Return every line of the data below exactly, but do not include the images.

App and web page records:

[Start of Attachment]

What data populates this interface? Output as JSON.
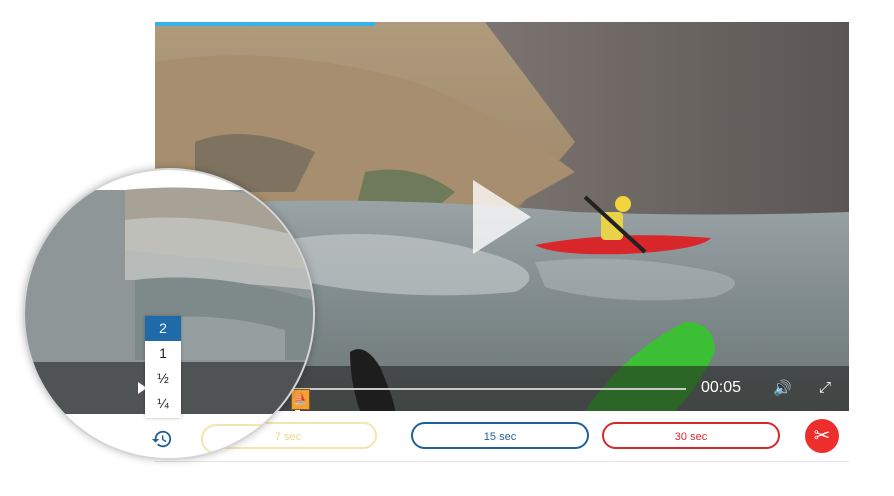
{
  "player": {
    "time": "00:05",
    "progress": 0.12,
    "marker_icon": "kayaker-marker-icon"
  },
  "skip_buttons": [
    {
      "label": "7 sec",
      "color": "#e9d98e"
    },
    {
      "label": "15 sec",
      "color": "#1f5f9e"
    },
    {
      "label": "30 sec",
      "color": "#d42a2a"
    }
  ],
  "speed_menu": {
    "options": [
      "2",
      "1",
      "½",
      "¼"
    ],
    "selected": "2"
  },
  "colors": {
    "accent_blue": "#1f6aa8",
    "clip_red": "#ee2d2d",
    "topline": "#36b4e5"
  }
}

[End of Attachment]

** SOLVED PROBLEM **
What data populates this interface? Output as JSON.
{
  "player": {
    "time": "00:05",
    "progress": 0.12,
    "marker_icon": "kayaker-marker-icon"
  },
  "skip_buttons": [
    {
      "label": "7 sec",
      "color": "#e9d98e"
    },
    {
      "label": "15 sec",
      "color": "#1f5f9e"
    },
    {
      "label": "30 sec",
      "color": "#d42a2a"
    }
  ],
  "speed_menu": {
    "options": [
      "2",
      "1",
      "½",
      "¼"
    ],
    "selected": "2"
  },
  "colors": {
    "accent_blue": "#1f6aa8",
    "clip_red": "#ee2d2d",
    "topline": "#36b4e5"
  }
}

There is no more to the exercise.